We recently reported a new class of inhibitors of the chymotrypsin-like serine protease NS3 of the hepatitis C virus. These inhibitors exploit the binding potential of the S′ site of the protease, which is not generally used by the natural substrates. The effect of prime-site occupancy was analyzed by circular dichroism spectroscopy and limited proteolysis-mass spectrometry. Generally, nonprime inhibitors cause a structural change in NS3. Binding in the S′ site produces additional conformational changes with different binding modes, even in the case of the NS3/4A cofactor complex. Notably, inhibitor binding either in the S or S′ site also has profound effects on the stabilization of the protease. In addition, the stabilization propagates to regions not in direct contact with the inhibitor. In particular, the N-terminal region, which according to structural studies is endowed with low structural stability and is not stabilized by nonprime inhibitors, was now fully protected from proteolytic degradation. From the perspective of drug design, P-P′ inhibitors take advantage of binding pockets, which are not exploited by the natural HCV substrates; hence, they are an entry point for a novel class of NS3/4A inhibitors. Here we show that binding of each inhibitor is associated with a specific structural rearrangement. The development of a range of inhibitors belonging to different classes and an understanding of their interactions with the protease are required to address the issue of the most likely outcome of viral protease inhibitor therapy, that is, viral resistance.

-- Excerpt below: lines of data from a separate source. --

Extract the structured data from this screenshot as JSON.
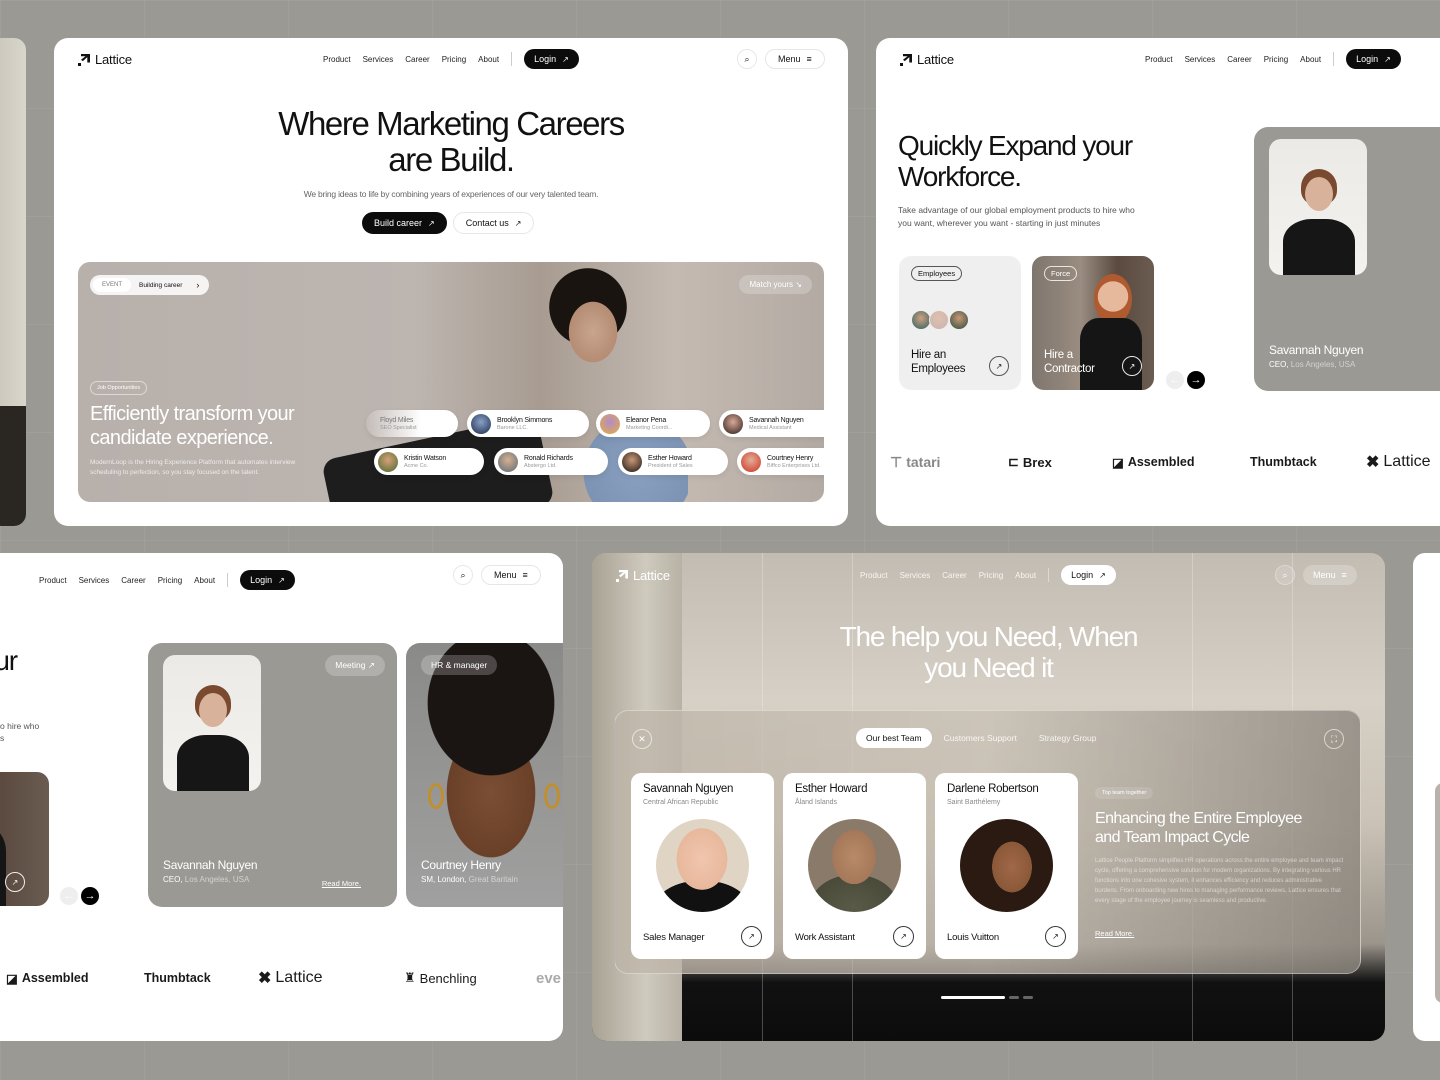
{
  "brand": "Lattice",
  "nav": {
    "items": [
      "Product",
      "Services",
      "Career",
      "Pricing",
      "About"
    ],
    "login": "Login",
    "menu": "Menu"
  },
  "panel1": {
    "title_line1": "Where Marketing Careers",
    "title_line2": "are Build.",
    "subtitle": "We bring ideas to life by combining years of experiences of our very talented team.",
    "cta_primary": "Build career",
    "cta_secondary": "Contact us",
    "banner": {
      "event_tag": "EVENT",
      "event_label": "Building career",
      "match_label": "Match yours",
      "chip": "Job Opportunities",
      "title_line1": "Efficiently transform your",
      "title_line2": "candidate experience.",
      "description": "ModernLoop is the Hiring Experience Platform that automates interview scheduling to perfection, so you stay focused on the talent.",
      "people_row1": [
        {
          "name": "Floyd Miles",
          "role": "SEO Specialist"
        },
        {
          "name": "Brooklyn Simmons",
          "role": "Barone LLC."
        },
        {
          "name": "Eleanor Pena",
          "role": "Marketing Coordi..."
        },
        {
          "name": "Savannah Nguyen",
          "role": "Medical Assistant"
        }
      ],
      "people_row2": [
        {
          "name": "Kristin Watson",
          "role": "Acme Co."
        },
        {
          "name": "Ronald Richards",
          "role": "Abstergo Ltd."
        },
        {
          "name": "Esther Howard",
          "role": "President of Sales"
        },
        {
          "name": "Courtney Henry",
          "role": "Biffco Enterprises Ltd."
        }
      ]
    }
  },
  "panel2": {
    "title_line1": "Quickly Expand your",
    "title_line2": "Workforce.",
    "subtitle_line1": "Take advantage of our global employment products to hire who",
    "subtitle_line2": "you want, wherever you want - starting in just minutes",
    "card1": {
      "tag": "Employees",
      "line1": "Hire an",
      "line2": "Employees"
    },
    "card2": {
      "tag": "Force",
      "line1": "Hire a",
      "line2": "Contractor"
    },
    "profile": {
      "name": "Savannah Nguyen",
      "role": "CEO,",
      "location": "Los Angeles, USA"
    },
    "logos": [
      "tatari",
      "Brex",
      "Assembled",
      "Thumbtack",
      "Lattice"
    ]
  },
  "panel3": {
    "title_fragment": "our",
    "subtitle_fragment1": "o hire who",
    "subtitle_fragment2": "s",
    "profile1": {
      "tag": "Meeting",
      "name": "Savannah Nguyen",
      "role": "CEO,",
      "location": "Los Angeles, USA",
      "link": "Read More."
    },
    "profile2": {
      "tag": "HR & manager",
      "name": "Courtney Henry",
      "role": "SM, London,",
      "location": "Great Baritain"
    },
    "logos": [
      "Assembled",
      "Thumbtack",
      "Lattice",
      "Benchling",
      "eve"
    ]
  },
  "panel4": {
    "title_line1": "The help you Need, When",
    "title_line2": "you Need it",
    "tabs": [
      "Our best Team",
      "Customers Support",
      "Strategy Group"
    ],
    "active_tab": 0,
    "team": [
      {
        "name": "Savannah Nguyen",
        "location": "Central African Republic",
        "job": "Sales Manager"
      },
      {
        "name": "Esther Howard",
        "location": "Åland Islands",
        "job": "Work Assistant"
      },
      {
        "name": "Darlene Robertson",
        "location": "Saint Barthélemy",
        "job": "Louis Vuitton"
      }
    ],
    "info": {
      "chip": "Top team together",
      "title_line1": "Enhancing the Entire Employee",
      "title_line2": "and Team Impact Cycle",
      "body": "Lattice People Platform simplifies HR operations across the entire employee and team impact cycle, offering a comprehensive solution for modern organizations. By integrating various HR functions into one cohesive system, it enhances efficiency and reduces administrative burdens. From onboarding new hires to managing performance reviews, Lattice ensures that every stage of the employee journey is seamless and productive.",
      "link": "Read More."
    },
    "carousel": {
      "total": 3,
      "active": 1
    }
  },
  "colors": {
    "background": "#9b9993",
    "accent_dark": "#0c0c0c",
    "card_gray": "#9a9994"
  }
}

- Conformational changes
- Hepatitis C virus NS3 serine protease
- Limited proteolysis-mass spectrometry
- Near-UV circular dichroism
- Protease inhibitors
ASJC Scopus subject areas